“Gorillas in the Mist” Signed First Edition - 1983
An extraordinarily scarce and pristine First Edition, First Printing hardcover of the 1983 landmark book Gorillas in the Mist, signed “Best Wishes to Barclay, / Dian Fossey” in fine black ballpoint at the bottom of the Acknowledgements section. Since Fossey was murdered just two years after its publication, signed copies of this book are excessively scarce and rarely come onto the market. Clean and tight, in fine condition throughout with only minor toning on edges; fine original dust jacket with barely noticeable shelf wear. In clean Mylar protective sleeve.
Dr. Barclay Hastings, to whom the book is most probably inscribed, was a veterinarian at the London Zoo, and worked with Fossey at Karisoke Research Center, a remote rainforest camp nestled in the Virunga Mountains in Rwanda. In 1988 Dr. Hastings, on behalf of Gorilla Doctors, the mountain gorilla veterinary project based in Rwanda, assisted the Digit Fund in opening a veterinary laboratory at Mount Visoke to provide the gorillas with medical care while studying their health problems.
One of the most important books ever written about our connection to the natural world, Gorillas In The Mist is the riveting account of Dian Fossey’s thirteen years in a remote African rain forest with the greatest of the great apes. Fossey’s extraordinary efforts to ensure the future of the rain forest and its remaining mountain gorillas are captured in her own words and in candid photographs of this fascinating endangered species. As only she could, Fossey combined her personal adventure story with groundbreaking scientific reporting in an unforgettable portrait of one of our closest primate relatives. Although Fossey’s work ended tragically in her murder, Gorillas In The Mist remains an invaluable testament to one of the longest-running field studies of primates and reveals her undying passion for her subject, and remains the best-selling book about gorillas of all time.

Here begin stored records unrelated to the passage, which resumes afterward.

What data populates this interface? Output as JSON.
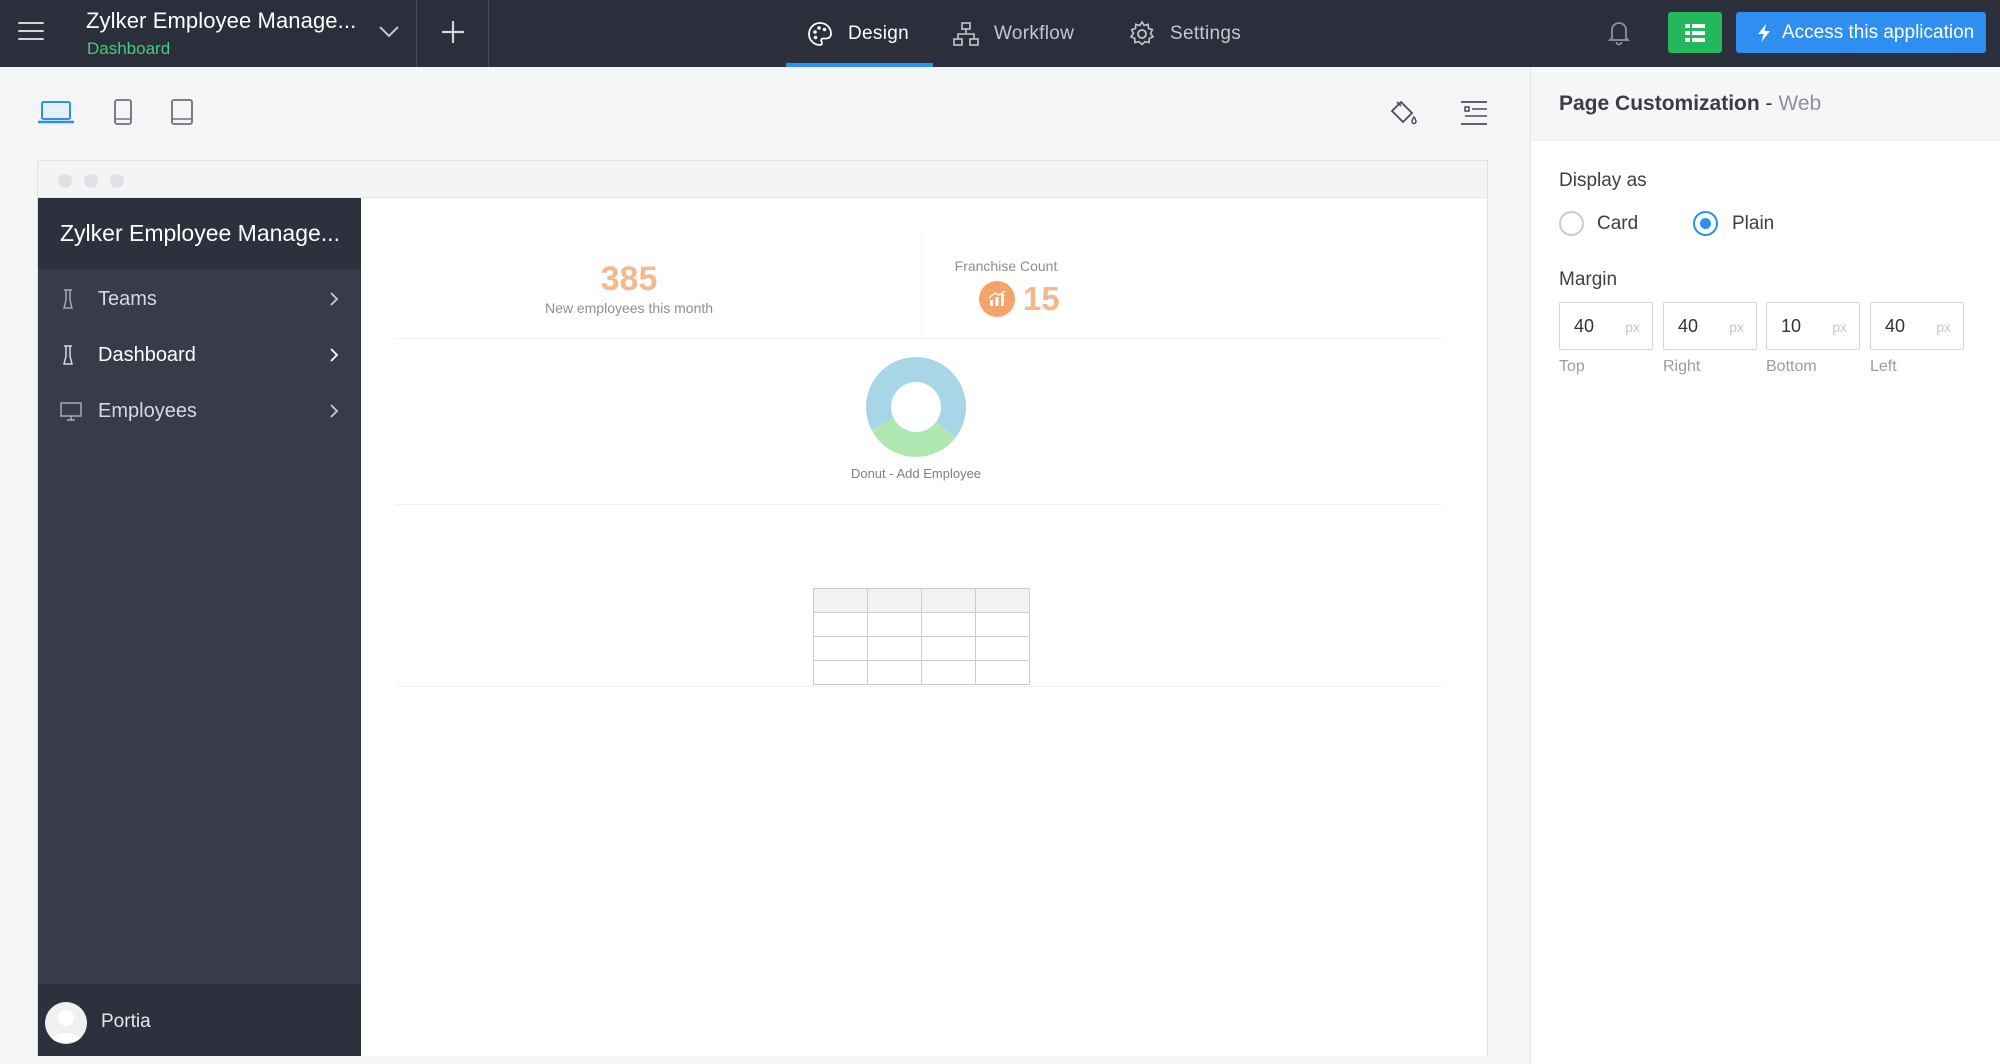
{
  "header": {
    "app_title": "Zylker Employee Manage...",
    "app_subtitle": "Dashboard",
    "tabs": [
      {
        "label": "Design",
        "icon": "palette-icon",
        "active": true
      },
      {
        "label": "Workflow",
        "icon": "workflow-icon",
        "active": false
      },
      {
        "label": "Settings",
        "icon": "gear-icon",
        "active": false
      }
    ],
    "access_button": "Access this application",
    "colors": {
      "topbar": "#2b2f3b",
      "accent": "#2e8ff0",
      "green": "#23b85b",
      "subtitle": "#3fd07a"
    }
  },
  "toolbar": {
    "devices": [
      "laptop-icon",
      "tablet-icon",
      "mobile-icon"
    ],
    "tools": [
      "paint-bucket-icon",
      "layout-list-icon"
    ]
  },
  "preview": {
    "sidebar": {
      "title": "Zylker Employee Manage...",
      "items": [
        {
          "label": "Teams",
          "icon": "flask-icon",
          "active": false
        },
        {
          "label": "Dashboard",
          "icon": "flask-icon",
          "active": true
        },
        {
          "label": "Employees",
          "icon": "monitor-icon",
          "active": false
        }
      ],
      "user": "Portia"
    },
    "kpi": {
      "value": "385",
      "label": "New employees this month"
    },
    "franchise": {
      "title": "Franchise Count",
      "value": "15"
    },
    "donut": {
      "label": "Donut - Add Employee",
      "segments": [
        {
          "color": "#a9d5e9",
          "share": 0.68
        },
        {
          "color": "#aee8b0",
          "share": 0.32
        }
      ]
    },
    "table": {
      "rows": 4,
      "cols": 4
    }
  },
  "panel": {
    "title": "Page Customization",
    "separator": " - ",
    "title_suffix": "Web",
    "display_as_label": "Display as",
    "options": [
      {
        "label": "Card",
        "selected": false
      },
      {
        "label": "Plain",
        "selected": true
      }
    ],
    "margin_label": "Margin",
    "unit": "px",
    "margins": [
      {
        "value": "40",
        "caption": "Top"
      },
      {
        "value": "40",
        "caption": "Right"
      },
      {
        "value": "10",
        "caption": "Bottom"
      },
      {
        "value": "40",
        "caption": "Left"
      }
    ]
  }
}
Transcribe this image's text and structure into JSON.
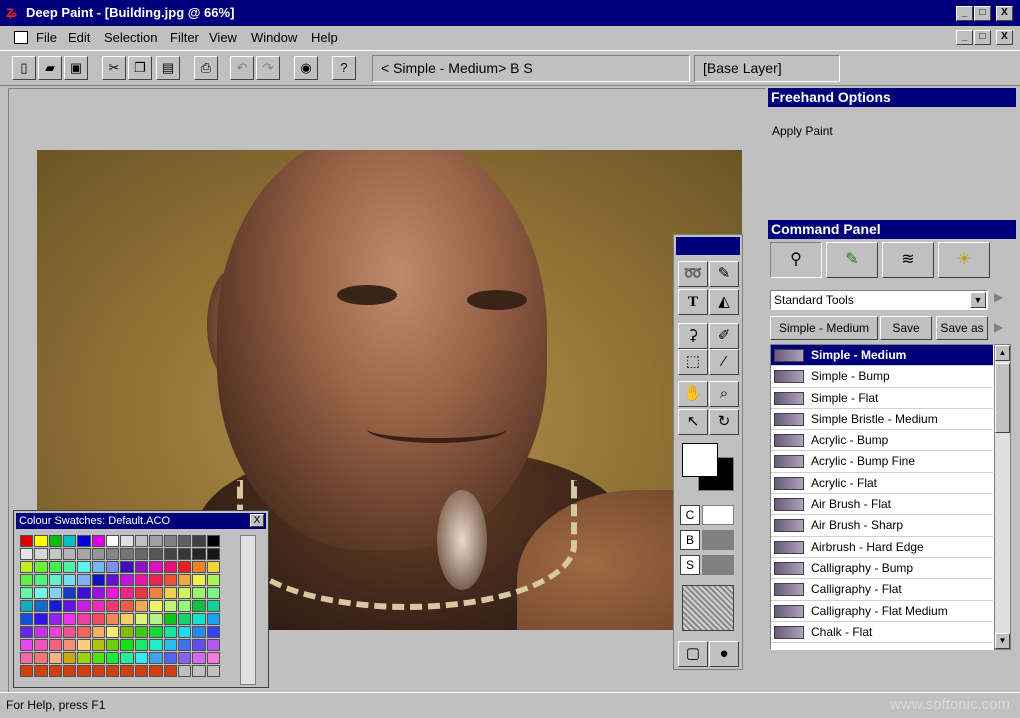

Fossey was murdered under still-uncertain circumstances likely related to her uneasy relationship with Rwandan locals who saw her as a threat to the gorilla-related tourist and exportation industry.